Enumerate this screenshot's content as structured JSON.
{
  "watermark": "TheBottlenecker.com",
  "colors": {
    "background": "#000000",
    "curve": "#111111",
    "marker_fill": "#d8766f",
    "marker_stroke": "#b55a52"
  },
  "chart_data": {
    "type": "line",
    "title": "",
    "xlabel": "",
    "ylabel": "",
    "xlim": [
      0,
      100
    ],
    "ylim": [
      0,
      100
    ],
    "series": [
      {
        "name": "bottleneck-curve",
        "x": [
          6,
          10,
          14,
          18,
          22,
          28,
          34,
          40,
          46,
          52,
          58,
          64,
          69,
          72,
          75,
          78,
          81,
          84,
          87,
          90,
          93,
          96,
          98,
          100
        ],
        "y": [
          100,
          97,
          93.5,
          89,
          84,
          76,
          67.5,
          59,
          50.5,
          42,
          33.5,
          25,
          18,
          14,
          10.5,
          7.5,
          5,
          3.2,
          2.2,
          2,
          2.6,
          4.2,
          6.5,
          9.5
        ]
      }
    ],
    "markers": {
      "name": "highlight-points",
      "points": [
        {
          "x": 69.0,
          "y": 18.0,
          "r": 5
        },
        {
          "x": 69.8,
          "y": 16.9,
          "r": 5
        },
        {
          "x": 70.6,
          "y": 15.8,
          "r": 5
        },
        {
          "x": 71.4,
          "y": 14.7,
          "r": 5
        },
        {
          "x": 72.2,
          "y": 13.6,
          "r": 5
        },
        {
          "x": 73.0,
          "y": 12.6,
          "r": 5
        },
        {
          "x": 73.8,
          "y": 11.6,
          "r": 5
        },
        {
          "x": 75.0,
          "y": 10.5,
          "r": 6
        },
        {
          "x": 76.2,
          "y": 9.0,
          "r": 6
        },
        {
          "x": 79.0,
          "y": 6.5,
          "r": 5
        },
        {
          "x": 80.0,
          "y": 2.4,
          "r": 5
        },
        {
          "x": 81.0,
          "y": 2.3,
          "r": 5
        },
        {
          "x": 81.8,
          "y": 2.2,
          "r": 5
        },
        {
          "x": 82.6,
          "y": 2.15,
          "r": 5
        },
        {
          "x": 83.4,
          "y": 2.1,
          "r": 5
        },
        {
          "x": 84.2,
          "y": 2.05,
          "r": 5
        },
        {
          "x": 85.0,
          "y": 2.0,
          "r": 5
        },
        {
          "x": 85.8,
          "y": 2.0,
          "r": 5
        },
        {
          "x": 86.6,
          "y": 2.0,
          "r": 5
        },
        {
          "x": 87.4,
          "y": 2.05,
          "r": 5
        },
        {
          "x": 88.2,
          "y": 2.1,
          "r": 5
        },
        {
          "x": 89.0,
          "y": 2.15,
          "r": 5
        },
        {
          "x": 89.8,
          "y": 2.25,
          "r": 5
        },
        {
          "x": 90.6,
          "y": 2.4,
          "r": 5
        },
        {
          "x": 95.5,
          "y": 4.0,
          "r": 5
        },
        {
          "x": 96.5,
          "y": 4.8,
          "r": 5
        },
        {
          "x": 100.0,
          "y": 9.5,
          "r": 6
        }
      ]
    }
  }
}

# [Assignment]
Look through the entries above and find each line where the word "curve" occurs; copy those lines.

# [Exercise answer]
    "curve": "#111111",
        "name": "bottleneck-curve",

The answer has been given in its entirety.